Thursday, November 29, 2012
Wonder Bread and Prosperity
Obviously, Jesus was talking about Wonder Bread.
One of the great trials of my childhood was that I never (almost never) had Wonder Bread. On Saturdays when I watched a circus show on TV called (I think) “The Big Top” at noon at Gramma Gibbs’s across the street, she would make me a peanut butter sandwich on Cushman’s white bread, but I still didn’t get Wonder Bread.
Sadly, my mother was into health food long before it was popular and I was forced to carry whole wheat or oatmeal bread sandwiches to school for lunch. As far as I could tell, everyone else had Wonder Bread.
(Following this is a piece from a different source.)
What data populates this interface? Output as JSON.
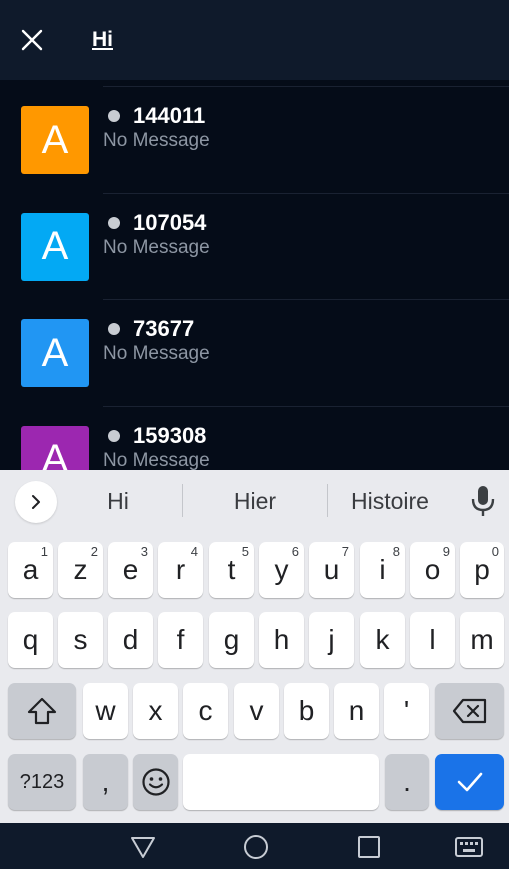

According to the TV ads, “Wonder Bread helps build strong bodies twelve ways!” There were no ads for oatmeal bread, but my mother assured me that it was good for me.
I have been meditating on Wonder Bread since I learned that the Hostess Baking Company has declared bankruptcy (again) and is shutting down. No more Hostess Cup Cakes or Snowballs or Twinkies. I thought Twinkies were eternal.
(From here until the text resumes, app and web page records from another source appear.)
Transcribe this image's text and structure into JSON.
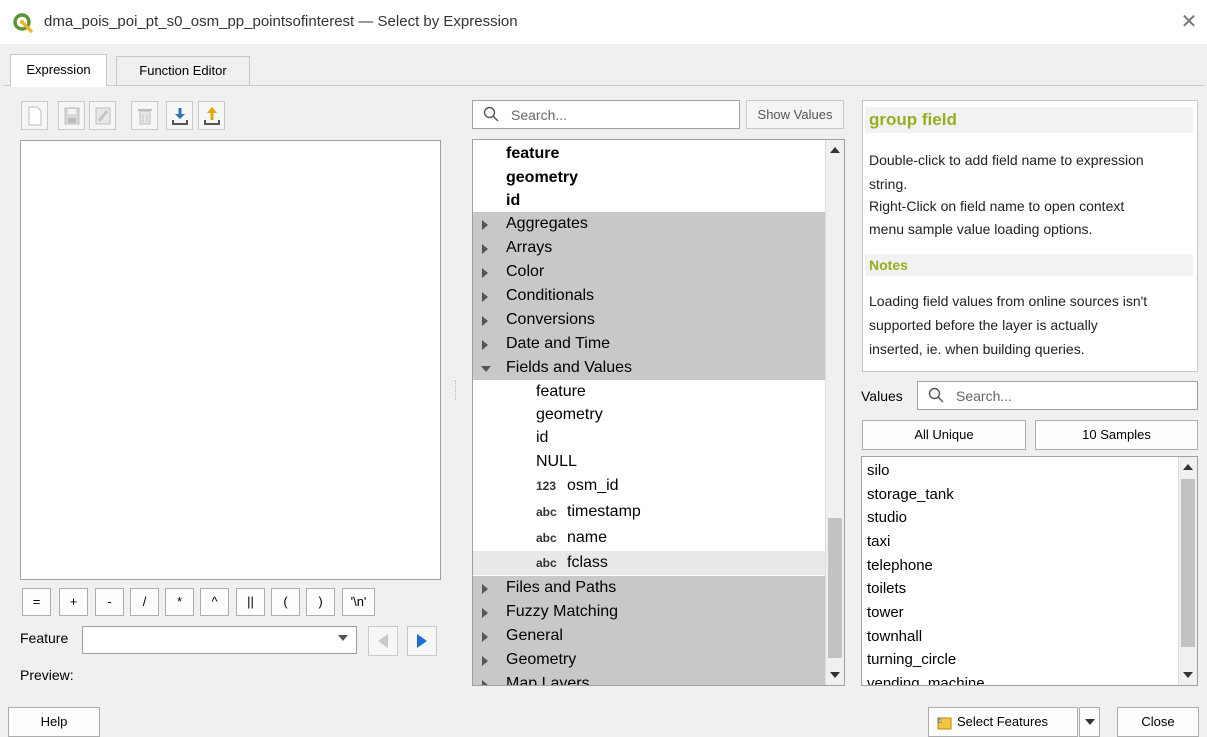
{
  "window": {
    "title": "dma_pois_poi_pt_s0_osm_pp_pointsofinterest — Select by Expression",
    "close_glyph": "✕"
  },
  "tabs": [
    {
      "label": "Expression",
      "active": true
    },
    {
      "label": "Function Editor",
      "active": false
    }
  ],
  "toolbar": {
    "icons": [
      "new-file-icon",
      "save-icon",
      "edit-icon",
      "delete-icon",
      "import-icon",
      "export-icon"
    ]
  },
  "operators": [
    "=",
    "+",
    "-",
    "/",
    "*",
    "^",
    "||",
    "(",
    ")",
    "'\\n'"
  ],
  "feature": {
    "label": "Feature",
    "value": ""
  },
  "preview": {
    "label": "Preview:"
  },
  "search": {
    "placeholder": "Search...",
    "show_values_label": "Show Values"
  },
  "tree": {
    "top_items": [
      "feature",
      "geometry",
      "id"
    ],
    "groups_before": [
      "Aggregates",
      "Arrays",
      "Color",
      "Conditionals",
      "Conversions",
      "Date and Time"
    ],
    "expanded_group": "Fields and Values",
    "fields_plain": [
      "feature",
      "geometry",
      "id",
      "NULL"
    ],
    "fields_typed": [
      {
        "type": "123",
        "name": "osm_id"
      },
      {
        "type": "abc",
        "name": "timestamp"
      },
      {
        "type": "abc",
        "name": "name"
      },
      {
        "type": "abc",
        "name": "fclass",
        "selected": true
      }
    ],
    "groups_after": [
      "Files and Paths",
      "Fuzzy Matching",
      "General",
      "Geometry",
      "Map Layers"
    ]
  },
  "help": {
    "title": "group field",
    "lines": [
      "Double-click to add field name to expression",
      "string.",
      "Right-Click on field name to open context",
      "menu sample value loading options."
    ],
    "notes_title": "Notes",
    "notes_lines": [
      "Loading field values from online sources isn't",
      "supported before the layer is actually",
      "inserted, ie. when building queries."
    ]
  },
  "values": {
    "label": "Values",
    "search_placeholder": "Search...",
    "all_unique_label": "All Unique",
    "samples_label": "10 Samples",
    "items": [
      "silo",
      "storage_tank",
      "studio",
      "taxi",
      "telephone",
      "toilets",
      "tower",
      "townhall",
      "turning_circle",
      "vending_machine"
    ]
  },
  "buttons": {
    "help": "Help",
    "select_features": "Select Features",
    "close": "Close"
  },
  "colors": {
    "accent_green": "#93b023",
    "group_bg": "#c8c8c8",
    "nav_blue": "#1f6fd1"
  }
}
The company is blaming the unions and there is some truth to that. Apparently one of the unions had a deal whereby they could not be required to carry baked goods and bread on the same truck, which meant two different trucks for the same route. On the other hand, in one of the earlier bankruptcy reorganizations the CEO negotiated pay and benefit reductions with the unions and then gave himself a 300% pay raise (which he earned by negotiating those reductions).
There is certainly enough blame to go around.
Those of us who paid attention to Reinhold Niebuhr are not surprised to find that the tendency to self-interest is found in unions as well as in management. Niebuhr was in favor of unions, not because they were pure and blameless, but because they provided a countervailing force to the power of corporations.
It is worth noting that in the in the Wonder Bread and Twinkie world of the 1950’s, unions were much stronger than they are today. In the mid-fifties approximately one-third of all workers were unionized. Management and workers bargained as equals. And on top of that, the highest marginal tax rate was 91%.
In that postwar environment of strong unions and (relatively) high taxes, we thrived. Middle class income grew dramatically and we enjoyed perhaps the greatest prosperity in the history of the world.
Ironically, there is much more nostalgia for Twinkies and Wonder Bread than for stronger unions and higher taxes, even though we know that Twinkies and Wonder Bread and Hostess Cup Cakes are not good for us. (My mother was right all along!)
There are lots of things about the post-war era that we don’t miss. The disabled were institutionalized and out of sight. Black people rode at the back of the bus. Gays were kept in the closet. And women did not stray from the kitchen.
Restoring the higher marginal tax rates of the fifties will not magically create prosperity (but investments in infrastructure—remember the interstate highway system—can make a difference). And restoring the power of the unions is impossible in the new global economy. But there are still positive lessons to learn from those “Wonder Years.” It is possible to have prosperity without asking those at the bottom to have less so that those at the top can have more.